Do you color as well illustrate/draw/publish books?
I hadn’t really colored in a coloring book since I was a little child. So, when I needed to color some of my pages for the cover and for samples, it was a revelation. It’s not “easy”, and I began to have admiration and respect for the serious colorists out there, and for the beautiful pieces they produce. I now enjoy coloring (it really is calming!), and I follow many of these colorists on social media so I can enjoy and learn from their art.
It can be very difficult managing day to day life as well as publishing a coloring book. Can you tell us about your daily routine and how you manage your time?
I work in the morning on my laptop, where I take care of clerical matters and communications and I try to exercise on my treadmill for ½ hour. I do my artwork in the afternoons.
Publishing can be a creative and a chaotic experience with a lot of learning curves along the way. Tell us the best and worst experiences that you have had creating your coloring book
I worked with a graphic designer, as I was self-publishing, and she was invaluable to me in putting this book together. The best experience for me was conceiving and executing each illustration. I absolutely loved that part, and I learned from the graphic designer about the best paper to do the finished work on, and how to make the best scans, and she helped guide me, especially at the end. The worst part was the actual publishing of the book, and I was happy to be working with someone who knew about formatting and all of the other technical issues. There were many tiny glitches at the end, and I wanted it to be perfect. Self-publishing can be an exhausting, frustrating experience.

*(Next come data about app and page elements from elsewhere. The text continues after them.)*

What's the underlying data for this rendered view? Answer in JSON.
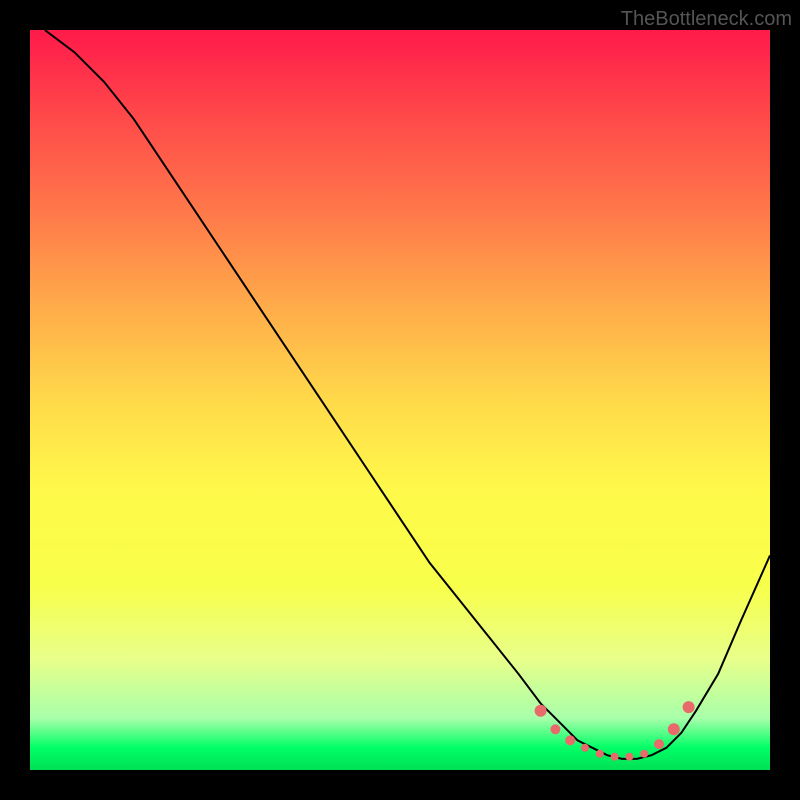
{
  "watermark": "TheBottleneck.com",
  "chart_data": {
    "type": "line",
    "title": "",
    "xlabel": "",
    "ylabel": "",
    "xlim": [
      0,
      100
    ],
    "ylim": [
      0,
      100
    ],
    "series": [
      {
        "name": "bottleneck-curve",
        "x": [
          2,
          6,
          10,
          14,
          18,
          22,
          26,
          30,
          34,
          38,
          42,
          46,
          50,
          54,
          58,
          62,
          66,
          69,
          72,
          74,
          76,
          78,
          80,
          82,
          84,
          86,
          88,
          90,
          93,
          96,
          100
        ],
        "values": [
          100,
          97,
          93,
          88,
          82,
          76,
          70,
          64,
          58,
          52,
          46,
          40,
          34,
          28,
          23,
          18,
          13,
          9,
          6,
          4,
          3,
          2,
          1.5,
          1.5,
          2,
          3,
          5,
          8,
          13,
          20,
          29
        ]
      }
    ],
    "markers": {
      "name": "bottom-dots",
      "x": [
        69,
        71,
        73,
        75,
        77,
        79,
        81,
        83,
        85,
        87,
        89
      ],
      "values": [
        8,
        5.5,
        4,
        3,
        2.2,
        1.8,
        1.8,
        2.2,
        3.5,
        5.5,
        8.5
      ],
      "sizes": [
        6,
        5,
        5,
        4,
        4,
        4,
        4,
        4,
        5,
        6,
        6
      ]
    }
  }
}
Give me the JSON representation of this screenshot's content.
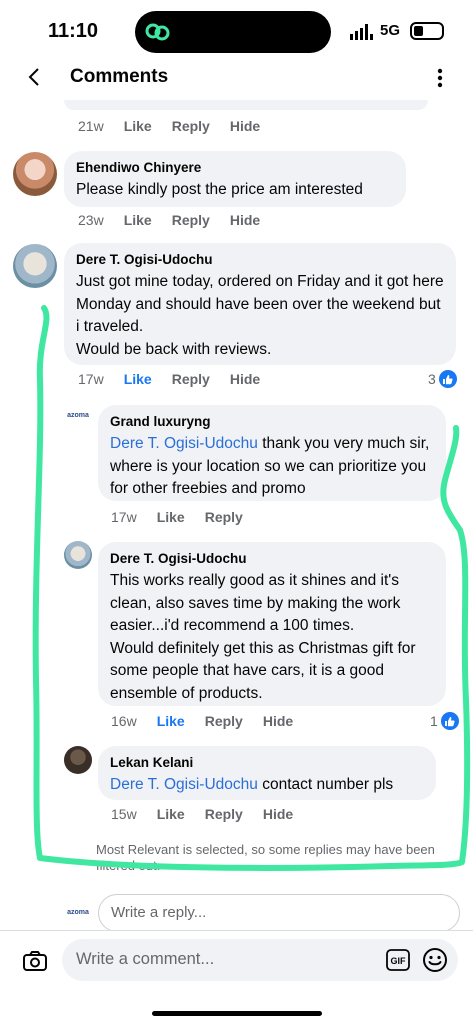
{
  "status_bar": {
    "time": "11:10",
    "network": "5G"
  },
  "header": {
    "title": "Comments"
  },
  "top_comment_actions": {
    "age": "21w",
    "like": "Like",
    "reply": "Reply",
    "hide": "Hide"
  },
  "comments": [
    {
      "author": "Ehendiwo Chinyere",
      "text": "Please kindly post the price am interested",
      "age": "23w",
      "like": "Like",
      "reply": "Reply",
      "hide": "Hide"
    },
    {
      "author": "Dere T. Ogisi-Udochu",
      "text": "Just got mine today, ordered on Friday and it got here Monday and should have been over the weekend but i traveled.\nWould be back with reviews.",
      "age": "17w",
      "like": "Like",
      "reply": "Reply",
      "hide": "Hide",
      "reactions": "3"
    }
  ],
  "replies": [
    {
      "author": "Grand luxuryng",
      "avatar_label": "azoma",
      "mention": "Dere T. Ogisi-Udochu",
      "text": " thank you very much sir, where is your location so we can prioritize you for other freebies and promo",
      "age": "17w",
      "like": "Like",
      "reply": "Reply"
    },
    {
      "author": "Dere T. Ogisi-Udochu",
      "text": "This works really good as it shines and it's clean, also saves time by making the work easier...i'd recommend a 100 times.\nWould definitely get this as Christmas gift for some people that have cars, it is a good ensemble of products.",
      "age": "16w",
      "like": "Like",
      "reply": "Reply",
      "hide": "Hide",
      "reactions": "1"
    },
    {
      "author": "Lekan Kelani",
      "mention": "Dere T. Ogisi-Udochu",
      "text": " contact number pls",
      "age": "15w",
      "like": "Like",
      "reply": "Reply",
      "hide": "Hide"
    }
  ],
  "notice": "Most Relevant is selected, so some replies may have been filtered out.",
  "reply_box": {
    "placeholder": "Write a reply...",
    "avatar_label": "azoma"
  },
  "comment_box": {
    "placeholder": "Write a comment...",
    "gif_label": "GIF"
  },
  "colors": {
    "mention": "#2a6fd8",
    "like_active": "#1877f2",
    "scribble": "#3fe7a0",
    "bubble": "#f0f2f5"
  },
  "icons": [
    "back-arrow-icon",
    "more-options-icon",
    "camera-icon",
    "gif-icon",
    "emoji-icon",
    "like-reaction-icon",
    "signal-icon",
    "battery-icon"
  ]
}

Happily, all turned out well.
What is your favorite treat/reward for a job well done?
I love stretching out and reading a good book (I am a bookworm also) or watching some very good TV…there’s a lot of that out there now.
Connect with Alecia Blake
Alecia has published her first coloring book and you can find it at these locations